[AVAILABLE DATA]

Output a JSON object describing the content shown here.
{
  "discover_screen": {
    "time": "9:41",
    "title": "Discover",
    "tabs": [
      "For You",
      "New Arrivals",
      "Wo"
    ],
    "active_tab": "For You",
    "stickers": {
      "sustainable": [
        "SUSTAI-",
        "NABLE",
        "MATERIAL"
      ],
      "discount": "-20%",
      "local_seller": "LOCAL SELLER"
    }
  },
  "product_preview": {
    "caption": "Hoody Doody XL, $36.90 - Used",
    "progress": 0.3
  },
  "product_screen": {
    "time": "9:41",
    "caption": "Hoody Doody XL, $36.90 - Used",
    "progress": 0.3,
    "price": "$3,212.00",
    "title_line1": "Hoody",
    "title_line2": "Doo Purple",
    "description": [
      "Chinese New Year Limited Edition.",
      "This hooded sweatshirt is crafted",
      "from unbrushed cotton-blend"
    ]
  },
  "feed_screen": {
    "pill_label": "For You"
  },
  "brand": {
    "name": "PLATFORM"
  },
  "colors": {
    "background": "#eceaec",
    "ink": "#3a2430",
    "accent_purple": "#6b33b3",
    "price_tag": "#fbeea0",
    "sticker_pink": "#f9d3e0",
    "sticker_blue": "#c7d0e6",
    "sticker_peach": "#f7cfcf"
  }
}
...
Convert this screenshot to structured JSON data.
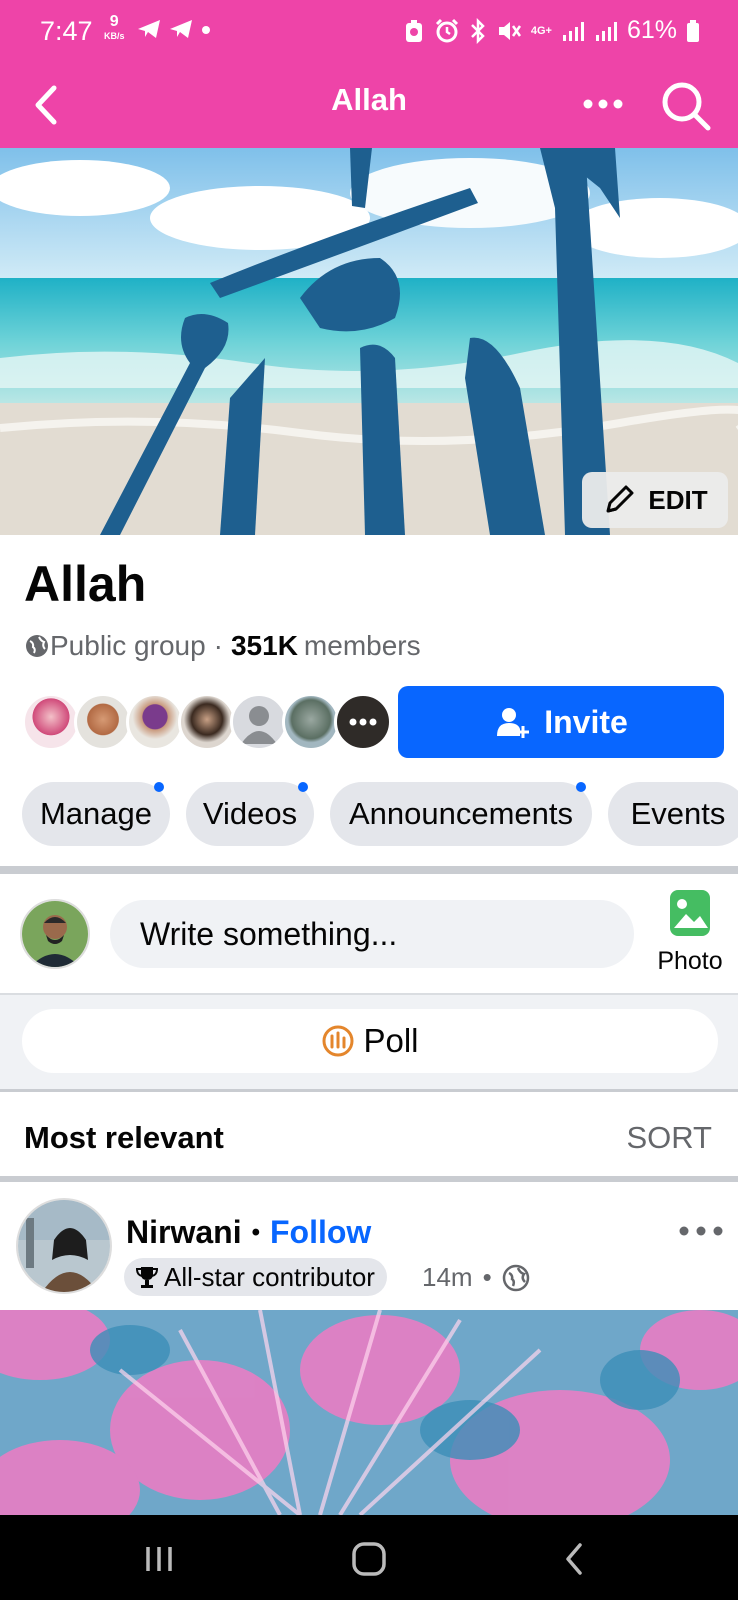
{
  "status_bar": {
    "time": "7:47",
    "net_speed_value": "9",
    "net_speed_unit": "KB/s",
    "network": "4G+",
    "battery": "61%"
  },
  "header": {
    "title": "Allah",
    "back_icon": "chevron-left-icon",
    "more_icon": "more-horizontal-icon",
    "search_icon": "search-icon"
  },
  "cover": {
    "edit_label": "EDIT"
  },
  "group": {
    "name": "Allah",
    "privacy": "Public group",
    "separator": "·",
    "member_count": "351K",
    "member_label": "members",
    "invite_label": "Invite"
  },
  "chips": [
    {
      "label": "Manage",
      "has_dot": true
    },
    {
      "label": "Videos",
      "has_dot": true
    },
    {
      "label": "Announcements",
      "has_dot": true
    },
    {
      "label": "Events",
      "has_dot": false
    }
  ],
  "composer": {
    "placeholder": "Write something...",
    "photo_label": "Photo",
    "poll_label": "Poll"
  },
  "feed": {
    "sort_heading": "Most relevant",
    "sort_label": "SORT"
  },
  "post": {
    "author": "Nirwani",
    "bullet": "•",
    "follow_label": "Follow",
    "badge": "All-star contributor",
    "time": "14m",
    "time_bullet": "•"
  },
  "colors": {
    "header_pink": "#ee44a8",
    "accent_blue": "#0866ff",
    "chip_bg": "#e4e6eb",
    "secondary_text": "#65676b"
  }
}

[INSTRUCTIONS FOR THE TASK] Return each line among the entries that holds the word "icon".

[YOUR RESPONSE]
    "back_icon": "chevron-left-icon",
    "more_icon": "more-horizontal-icon",
    "search_icon": "search-icon"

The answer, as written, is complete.